Appeal court voids $655m verdict against PLO & PA
Jonathan Stempel, Ali Sawafta, Reuters, Aug 31 2016
NEW YORK/ RAMALLAH – A Pindo appeals court on Wednesday threw out a $655.5m verdict against the PA and the PLO for damages suffered by USraeli families from terrorist attacks in Israel. By a 3-0 vote, the 2nd Circuit Court of Appeals in Manhattan said a lower court judge erred in concluding he had jurisdiction over the case. The appeals court ordered that the civil lawsuit, which began in Jan 2004, be dismissed. Judge John Koeltl wrote for the appeals court:
The terror machine gun attacks and suicide bombings that triggered this suit and victimized these plaintiffs were unquestionably horrific. But the federal courts cannot exercise jurisdiction in a civil case beyond the limits prescribed by the due process clause of the Constitution, no matter how horrendous the underlying attacks or morally compelling the plaintiffs’ claims.
Wednesday’s decision is the latest setback for efforts to hold foreign entities liable in Pindo courts for damages related to terrorism. The 10 families who had won the verdict had sued under the Anti-Terrorism Act, which lets Pindostani victims of international terrorism sue in Pindo courts. Kent Yalowitz, a lawyer for the families, said in an email:
The very terrorists who prompted the law have now hidden behind the Pindosi Constitution to avoid responsibility for their crimes. This cruel decision must be corrected. Congress and the State Dept should intervene so that these families may receive justice.
PA Finance Minister Shukri Bishara said in an interview:
This is a Palestinian victory that should not be underestimated and it is a big blow to anyone who attempts to blackmail us. We have drawn a red line under it.
Gassan Baloul, a lawyer for the defendants, said in an email they were gratified with the court’s findings on jurisdiction. The families had sought to hold the PA and PLO liable for six shootings and bombings between 2002 and 2004 in the Jerusalem area. The attacks killed 33 people, including several USraelis, and wounded more than 450. They have been attributed to the al-Aqsa Martyrs Brigades and Hamas. The families said that Arafat and his agents routinely arranged for payments to attackers and to families of attackers who died. But the defendants have said they condemned the attacks and blamed them on rogue employees (sic – RB) who acted on their own.

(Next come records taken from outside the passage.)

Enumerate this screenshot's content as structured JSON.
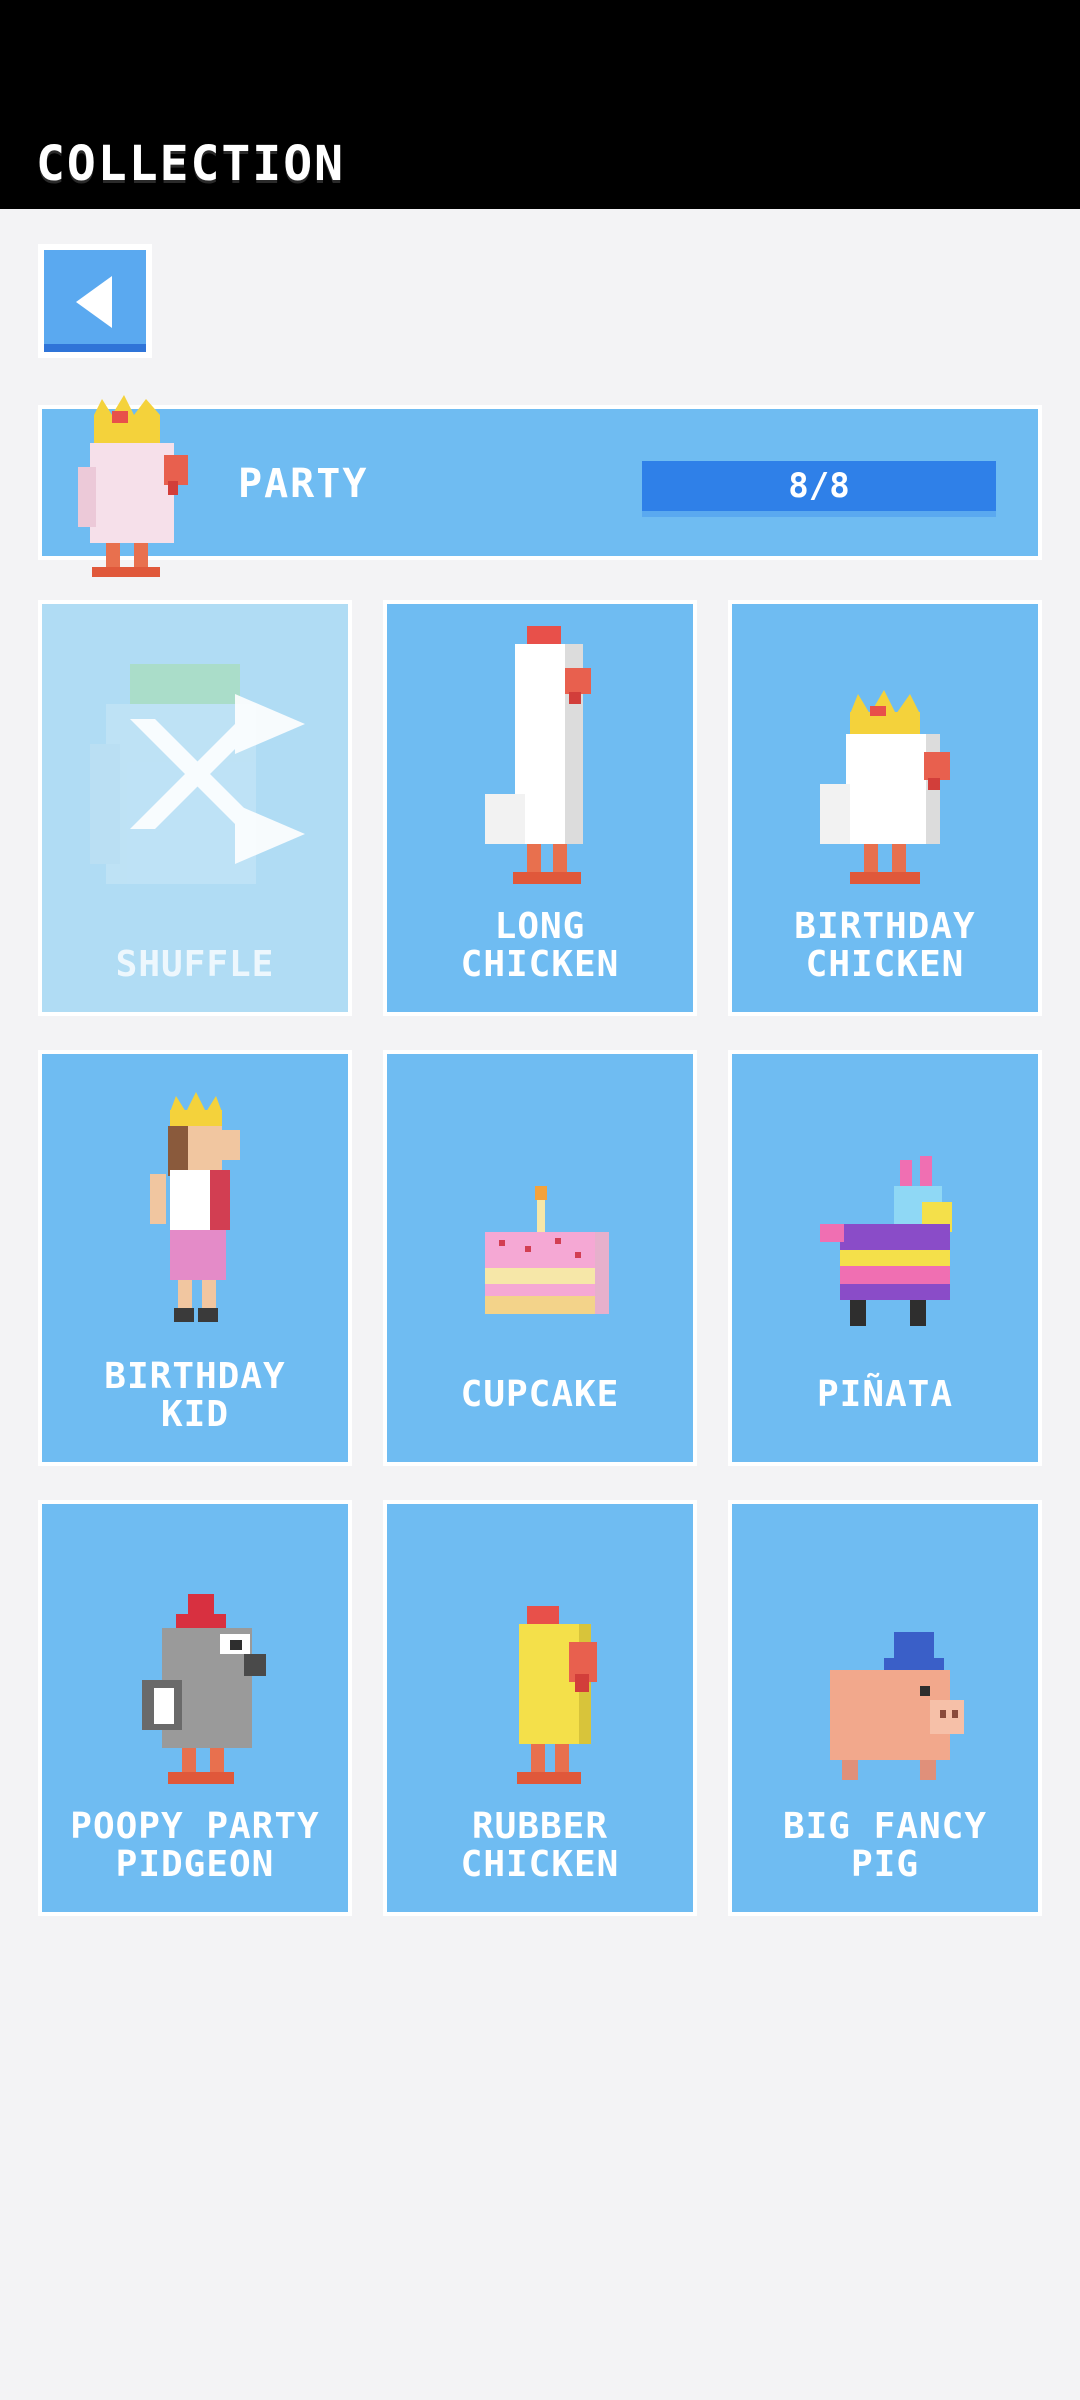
{
  "header": {
    "title": "COLLECTION"
  },
  "back_button": {
    "icon": "back-arrow-icon"
  },
  "banner": {
    "label": "PARTY",
    "progress_text": "8/8",
    "progress_fraction": 1.0
  },
  "cards": [
    {
      "label": "SHUFFLE",
      "icon": "shuffle-icon"
    },
    {
      "label": "LONG\nCHICKEN",
      "icon": "long-chicken-icon"
    },
    {
      "label": "BIRTHDAY\nCHICKEN",
      "icon": "birthday-chicken-icon"
    },
    {
      "label": "BIRTHDAY\nKID",
      "icon": "birthday-kid-icon"
    },
    {
      "label": "CUPCAKE",
      "icon": "cupcake-icon"
    },
    {
      "label": "PIÑATA",
      "icon": "pinata-icon"
    },
    {
      "label": "POOPY PARTY\nPIDGEON",
      "icon": "poopy-party-pidgeon-icon"
    },
    {
      "label": "RUBBER\nCHICKEN",
      "icon": "rubber-chicken-icon"
    },
    {
      "label": "BIG FANCY\nPIG",
      "icon": "big-fancy-pig-icon"
    }
  ]
}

In Feb 2015, after a six-week trial, a federal jury in Manhattan awarded the families $218.5m, which was tripled automatically to $655.5m under the Anti-Terrorism Act. The appeals court said the trial judge, George Daniels, erred in letting the case proceed at all. Koeltl said the attacks occurred “entirely outside” Pindo territory, and found no evidence that Pindosis were targeted. He also said that while the Palestinian groups maintained a mission in Washington DC and promoted their cause within the country, this did not make them “essentially at home” in Pindostan. Last August, without taking a position in the case, the Pindosi government said it strongly supported the right of terrorism victims to pursue damages in federal court. It nonetheless told Daniels that requiring the defendants to post a high bond during their appeal could impede their operations and further destabilize the region.
Wednesday’s decision is the second in eight days by the Manhattan appeals court against victims of attacks in Israel. On Aug 24, the court said it lacked jurisdiction to hold Lebanese Canadian Bank SAL liable under the Alien Tort Statute to victims of Hezbollah rocket attacks, for allegedly helping finance that group through a New York bank account. In December, the court said thousands of non-Pindostani citizens could not sue Jordan’s Arab Bank PLC for allegedly providing support to Hamas, al-Aqsa and others for attacks in Israel. Arab Bank settled separate litigation under the Anti-Terrorism Act last August over its responsibility for attacks in Israel. That accord is conditioned on an appeal of a Brooklyn jury’s underlying liability verdict from 2014. The case is Sokolow et al vs PLO et al, 2nd Circuit Court of Appeals, #15-3135.